by | Jun 30, 2023 | Miscellaneous | 0 comments

June headlines said that the bull market has returned!  Hurray!  No more worries!  Yeah, right.

In my opinion, the idea doesn’t pass the smell test.  First of all, I don’t trust the media to tell it straight and I suspect these headlines are products of the Wall Street propaganda machine.  Always remember that Wall Street has a vested interest in getting you to invest your money when the timing is good for them, not for you.

True, as of the close of business on June 23, 2023, the S&P 500 Index (a list of 500 stocks, often considered representative of the US stock market) has risen over 20% since the October lows and is up 13.25% year-to-date (Data from Fasttrack).  But, when we look under the hood of the stock market, a different picture appears.

The Dow Jones Industrial Average is only up 1.75% YTD.

The Russell 2000 Index of smaller companies is only up 3.43% YTD (Data from Fasttrack).

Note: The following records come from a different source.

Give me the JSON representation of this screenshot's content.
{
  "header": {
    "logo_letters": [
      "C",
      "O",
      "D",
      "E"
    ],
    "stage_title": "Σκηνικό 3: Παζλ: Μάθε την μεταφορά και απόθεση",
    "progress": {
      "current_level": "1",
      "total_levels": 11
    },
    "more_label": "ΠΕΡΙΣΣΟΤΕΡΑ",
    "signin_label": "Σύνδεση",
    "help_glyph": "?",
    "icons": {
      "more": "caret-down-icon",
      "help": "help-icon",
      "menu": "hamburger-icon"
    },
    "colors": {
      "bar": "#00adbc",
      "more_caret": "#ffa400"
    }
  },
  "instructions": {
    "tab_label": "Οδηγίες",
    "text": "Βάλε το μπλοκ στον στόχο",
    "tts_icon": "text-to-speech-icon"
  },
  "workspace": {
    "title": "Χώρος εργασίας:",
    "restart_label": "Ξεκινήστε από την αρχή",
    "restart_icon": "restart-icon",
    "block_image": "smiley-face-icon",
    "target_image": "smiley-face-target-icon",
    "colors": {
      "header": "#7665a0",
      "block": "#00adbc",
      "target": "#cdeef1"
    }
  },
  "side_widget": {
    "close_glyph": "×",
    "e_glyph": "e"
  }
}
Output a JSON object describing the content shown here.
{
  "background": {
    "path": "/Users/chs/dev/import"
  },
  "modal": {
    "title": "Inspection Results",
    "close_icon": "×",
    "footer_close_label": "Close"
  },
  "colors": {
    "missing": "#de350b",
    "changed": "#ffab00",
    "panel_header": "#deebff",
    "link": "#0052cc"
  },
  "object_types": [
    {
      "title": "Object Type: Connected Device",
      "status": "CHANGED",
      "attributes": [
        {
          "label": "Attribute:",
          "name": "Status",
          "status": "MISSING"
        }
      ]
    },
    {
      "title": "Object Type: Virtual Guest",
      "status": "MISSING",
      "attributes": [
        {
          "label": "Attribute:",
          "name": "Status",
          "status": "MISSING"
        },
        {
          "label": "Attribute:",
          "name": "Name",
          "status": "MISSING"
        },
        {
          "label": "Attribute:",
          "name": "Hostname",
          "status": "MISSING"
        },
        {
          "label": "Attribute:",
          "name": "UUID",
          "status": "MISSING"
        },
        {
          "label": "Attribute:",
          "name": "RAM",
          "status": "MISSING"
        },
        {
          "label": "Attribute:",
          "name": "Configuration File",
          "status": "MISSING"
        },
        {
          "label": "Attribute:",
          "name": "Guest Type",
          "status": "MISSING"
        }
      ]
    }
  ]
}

And, if we look closely at the S&P 500 Index YTD, the top 10 stocks have driven the Index while the bottom 490 stocks are up only an average of 3.95%.  In fact, the top 10 stocks in the S&P 500 Index, as a group, are up an average of 69.44% through June 23, 2023.  That is a huge difference in the performance of the top performers and the average stock.

If you had been invested in those top 10 stocks you may be a happy investor.  However, most investors, particularly those using index funds, are probably wondering why the headlines don’t match your reality.

One reason is that the S&P 500 is a capitalization-weighted index.  Capitalization is the amount of money it would take to buy all the shares of a company.  This means that larger companies get more weight in the Index calculations – a lot more in some cases.

In an equally-weighted index, each of the 500 stocks in the Index would represent 1/500th, or 0.2% of the Index.  However, in the capitalization-weighted S&P 500, the largest company, Apple, represents 7.50% of the Index valuation, 37 times the impact in an equal-weighted Index.  That means during this time, Apple has as much impact on the performance as the smallest 243 companies in the S&P 500 combined (Data from  Apple’s 44.1% above-average return YTD, pulls the Index average up significantly due to that Index’s capitalization weighting.

As you now can see, big price moves by its largest components can have an outsized effect on the value of a capitalization-weighted index like the S&P 500 and can give a distorted view of the stock market as a whole.

To provide some perspective, the Invesco Equally Weighted S&P 500 Index fund (Symbol: RSP) is up only 3.45% YTD through June 23rd, 2023, so most stocks are still languishing despite the headlines.

This stock market has all of the hallmarks of a bull-trap rally, one that suckers investors in before another leg down, and it shows almost no indicators of the beginning of a bull market. With only a handful of stocks performing well, a bull-trap looks very likely.  This is like the old adage about the generals leading the charge while not noticing that the foot soldiers behind them are dying or deserting, reducing the number of troops they lead.  Eventually the generals will realize they have no army left and they will be forced to retreat, too.  When the few remaining strong stocks lose their upward momentum, the bear market will be back in force. 

So, don’t pay attention to the headlines.  This is a dangerous time for investors.  I believe that the best plan is to remain flexible so you can pull out of the market when this rally falters, preserving your buying power for the real bull market to come.  That is exactly what we provide for our clients at Shadowridge. 

If you are not yet a client, call today for a portfolio review to see if our proactive style of investment management can benefit you: 888.434.1427.